Driving Without a Valid License
If you have been charged with driving without a valid license, you may be worried about the consequences that could follow a conviction. Florida treats this offense very seriously, with sentences including huge fines and months spent in jail. Going to jail could mean that you are unable to support your family, and having a criminal record can insert difficulties into your work life. Sarasota traffic attorney Erika Valcarcel has spent time as both a prosecutor as well as a defender. She knows what to expect from the prosecution and can use her experience to construct an effective defense.
No Valid Driver’s License
According to Florida Statute 322.03, driving without a valid license, otherwise known as no valid driver’s license, is defined on driving on any street or highway without a valid state-issued driver’s license. In this definition, driving is equated to operating a motor vehicle on a roadway that is open to the public. Further, a motor vehicle is thought of as any vehicle that is self-propelled, such as a car or moped. However, other vehicles, such as golf carts and motorized bicycles, are not included in this definition.
In Florida, there are many groups who are not required to obtain a state driver’s license. These include, but are not limited to:
- Those who operate tractors and other farming machinery
- Non-residents who are of legal driving age and have a valid license from their home state
- Operators of golf carts
Penalties and Collateral Consequences

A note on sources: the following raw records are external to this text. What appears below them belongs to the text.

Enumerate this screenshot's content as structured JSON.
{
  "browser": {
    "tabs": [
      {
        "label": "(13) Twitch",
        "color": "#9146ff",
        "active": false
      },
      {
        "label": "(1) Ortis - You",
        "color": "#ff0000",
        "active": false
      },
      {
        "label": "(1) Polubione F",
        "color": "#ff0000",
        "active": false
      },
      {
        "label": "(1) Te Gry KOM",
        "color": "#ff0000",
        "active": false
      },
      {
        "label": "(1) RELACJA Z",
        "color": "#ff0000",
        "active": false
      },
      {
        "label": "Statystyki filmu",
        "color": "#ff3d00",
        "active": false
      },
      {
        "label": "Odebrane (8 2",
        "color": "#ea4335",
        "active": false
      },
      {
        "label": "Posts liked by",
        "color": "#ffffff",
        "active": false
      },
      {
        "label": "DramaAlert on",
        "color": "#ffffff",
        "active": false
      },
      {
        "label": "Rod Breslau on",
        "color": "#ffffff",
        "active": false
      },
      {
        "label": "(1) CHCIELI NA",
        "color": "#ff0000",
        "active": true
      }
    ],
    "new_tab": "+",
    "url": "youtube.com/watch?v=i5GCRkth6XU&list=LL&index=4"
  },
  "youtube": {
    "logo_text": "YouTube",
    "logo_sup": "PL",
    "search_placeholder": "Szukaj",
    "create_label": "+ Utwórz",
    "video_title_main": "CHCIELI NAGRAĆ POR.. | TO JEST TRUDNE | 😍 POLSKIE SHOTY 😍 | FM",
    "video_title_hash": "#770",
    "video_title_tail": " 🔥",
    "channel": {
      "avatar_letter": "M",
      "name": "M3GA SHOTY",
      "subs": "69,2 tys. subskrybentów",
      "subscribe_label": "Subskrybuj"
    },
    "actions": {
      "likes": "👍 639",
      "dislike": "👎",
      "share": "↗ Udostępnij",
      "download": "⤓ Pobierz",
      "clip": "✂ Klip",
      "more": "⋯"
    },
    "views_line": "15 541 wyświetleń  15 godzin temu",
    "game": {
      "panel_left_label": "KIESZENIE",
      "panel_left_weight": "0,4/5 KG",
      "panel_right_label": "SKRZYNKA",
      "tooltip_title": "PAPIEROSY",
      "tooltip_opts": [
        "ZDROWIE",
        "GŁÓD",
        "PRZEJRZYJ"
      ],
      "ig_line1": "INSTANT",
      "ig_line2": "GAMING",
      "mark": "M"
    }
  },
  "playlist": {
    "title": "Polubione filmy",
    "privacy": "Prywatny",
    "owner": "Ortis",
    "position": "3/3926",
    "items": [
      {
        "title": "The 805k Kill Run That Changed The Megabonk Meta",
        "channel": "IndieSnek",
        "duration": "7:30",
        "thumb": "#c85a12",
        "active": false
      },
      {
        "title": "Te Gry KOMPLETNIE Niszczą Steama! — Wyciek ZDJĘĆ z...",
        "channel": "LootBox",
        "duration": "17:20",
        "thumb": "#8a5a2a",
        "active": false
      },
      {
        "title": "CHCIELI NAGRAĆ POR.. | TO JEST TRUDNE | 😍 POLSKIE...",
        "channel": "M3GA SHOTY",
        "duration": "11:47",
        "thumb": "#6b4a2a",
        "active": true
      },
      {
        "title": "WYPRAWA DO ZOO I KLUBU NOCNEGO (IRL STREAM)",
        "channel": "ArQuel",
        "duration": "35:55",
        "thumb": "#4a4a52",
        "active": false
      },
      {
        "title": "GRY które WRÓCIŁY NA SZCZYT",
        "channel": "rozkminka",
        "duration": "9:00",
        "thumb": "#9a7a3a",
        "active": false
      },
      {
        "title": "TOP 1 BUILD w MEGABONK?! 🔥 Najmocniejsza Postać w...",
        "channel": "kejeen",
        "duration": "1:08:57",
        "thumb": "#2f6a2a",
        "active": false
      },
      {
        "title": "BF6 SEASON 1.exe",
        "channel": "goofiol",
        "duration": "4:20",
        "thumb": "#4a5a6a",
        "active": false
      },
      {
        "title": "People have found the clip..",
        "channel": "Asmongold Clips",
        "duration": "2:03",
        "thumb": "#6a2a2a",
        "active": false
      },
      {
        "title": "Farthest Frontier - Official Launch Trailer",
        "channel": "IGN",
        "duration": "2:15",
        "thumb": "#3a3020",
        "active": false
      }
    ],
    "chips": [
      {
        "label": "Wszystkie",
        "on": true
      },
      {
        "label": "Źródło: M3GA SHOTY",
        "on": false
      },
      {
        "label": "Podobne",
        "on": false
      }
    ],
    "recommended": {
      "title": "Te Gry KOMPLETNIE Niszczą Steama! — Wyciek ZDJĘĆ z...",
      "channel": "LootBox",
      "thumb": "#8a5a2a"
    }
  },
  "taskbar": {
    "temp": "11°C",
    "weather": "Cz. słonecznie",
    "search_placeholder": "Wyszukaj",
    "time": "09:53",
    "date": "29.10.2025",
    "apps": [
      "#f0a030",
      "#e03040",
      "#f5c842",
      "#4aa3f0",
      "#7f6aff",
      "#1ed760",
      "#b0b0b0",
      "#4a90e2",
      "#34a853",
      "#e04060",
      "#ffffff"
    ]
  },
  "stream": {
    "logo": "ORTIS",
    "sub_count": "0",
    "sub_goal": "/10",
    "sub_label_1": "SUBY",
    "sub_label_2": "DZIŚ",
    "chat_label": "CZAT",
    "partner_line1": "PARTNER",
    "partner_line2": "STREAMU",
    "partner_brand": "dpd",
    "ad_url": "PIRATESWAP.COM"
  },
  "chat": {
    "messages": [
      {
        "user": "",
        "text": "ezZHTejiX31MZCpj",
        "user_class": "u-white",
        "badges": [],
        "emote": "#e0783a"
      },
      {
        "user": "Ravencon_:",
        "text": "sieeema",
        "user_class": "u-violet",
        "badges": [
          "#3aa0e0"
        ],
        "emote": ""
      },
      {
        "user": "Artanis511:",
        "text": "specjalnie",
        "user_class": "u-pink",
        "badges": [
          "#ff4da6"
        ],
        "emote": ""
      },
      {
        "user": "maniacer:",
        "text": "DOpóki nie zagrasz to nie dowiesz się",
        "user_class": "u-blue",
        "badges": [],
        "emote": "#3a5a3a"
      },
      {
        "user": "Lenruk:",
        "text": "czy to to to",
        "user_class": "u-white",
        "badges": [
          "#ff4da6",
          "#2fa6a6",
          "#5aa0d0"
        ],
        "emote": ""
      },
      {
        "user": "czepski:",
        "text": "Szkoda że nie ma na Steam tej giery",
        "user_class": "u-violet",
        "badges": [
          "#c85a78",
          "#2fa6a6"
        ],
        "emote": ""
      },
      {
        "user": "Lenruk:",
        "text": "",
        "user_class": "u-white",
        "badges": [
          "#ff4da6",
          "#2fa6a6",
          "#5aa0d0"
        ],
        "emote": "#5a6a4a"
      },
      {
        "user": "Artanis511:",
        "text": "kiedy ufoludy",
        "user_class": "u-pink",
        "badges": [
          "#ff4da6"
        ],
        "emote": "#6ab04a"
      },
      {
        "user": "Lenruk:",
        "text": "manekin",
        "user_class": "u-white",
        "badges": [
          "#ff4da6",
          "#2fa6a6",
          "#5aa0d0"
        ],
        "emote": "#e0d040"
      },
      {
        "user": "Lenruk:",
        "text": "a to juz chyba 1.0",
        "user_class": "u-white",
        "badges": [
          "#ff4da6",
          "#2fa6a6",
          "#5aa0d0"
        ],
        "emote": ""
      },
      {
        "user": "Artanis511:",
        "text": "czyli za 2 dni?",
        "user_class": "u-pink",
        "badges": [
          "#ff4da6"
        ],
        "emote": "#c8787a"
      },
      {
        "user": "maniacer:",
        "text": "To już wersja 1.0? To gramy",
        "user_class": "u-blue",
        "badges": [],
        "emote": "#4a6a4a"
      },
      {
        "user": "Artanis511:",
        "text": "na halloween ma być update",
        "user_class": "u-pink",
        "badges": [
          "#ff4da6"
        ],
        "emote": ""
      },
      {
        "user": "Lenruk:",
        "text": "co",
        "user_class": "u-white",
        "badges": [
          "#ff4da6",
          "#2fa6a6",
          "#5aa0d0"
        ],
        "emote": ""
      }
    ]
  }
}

Driving without a valid license is not likely to land you in jail, but being convicted will mean that you have a criminal record. Further, this crime is filed as a second-degree misdemeanor, meaning a variety of legal consequences can result from a conviction. Common court-issued penalties are listed below:
- Driving without a valid license: Up to 60 days in jail and a fine of up to $500 and/or 6-month probation
It is also possible to suffer from collateral consequences, even if you are not forced to spend time behind bars. Finding a job, for example, may be very difficult once you have a criminal record. Many jobs are off limits to those who have been convicted of a crime. In addition, continuing your education might become all but impossible, as many colleges and universities examine applicants’ backgrounds.
Contact Qualified Sarasota Traffic Attorney Erika Valcarcel Today
With the help of an experienced Sarasota traffic attorney, it is possible to get your charges thrown out in court. One effective defense is proving that the traffic stop that led to your charges was unlawful. If the police were not following proper protocol during your stop, the resulting charges can be eliminated. It might also be the case that you were not driving on a street or highway that was open to the public. You cannot be charged with driving without a valid license when the roadway does not meet certain specifications.
When being charged with driving without a valid license, it can feel like you are being harshly punished for a minor crime. You should not have to suffer the consequences of a criminal record for one small mistake. Let attorney Erika Valcarcel work tirelessly to defend your rights. As a skilled Sarasota traffic defense lawyer, she will listen to your side of the story and use every detail to present your case in the best possible light. Do not be taken advantage of. Call (941) 363-7900 now for a free and confidential consultation.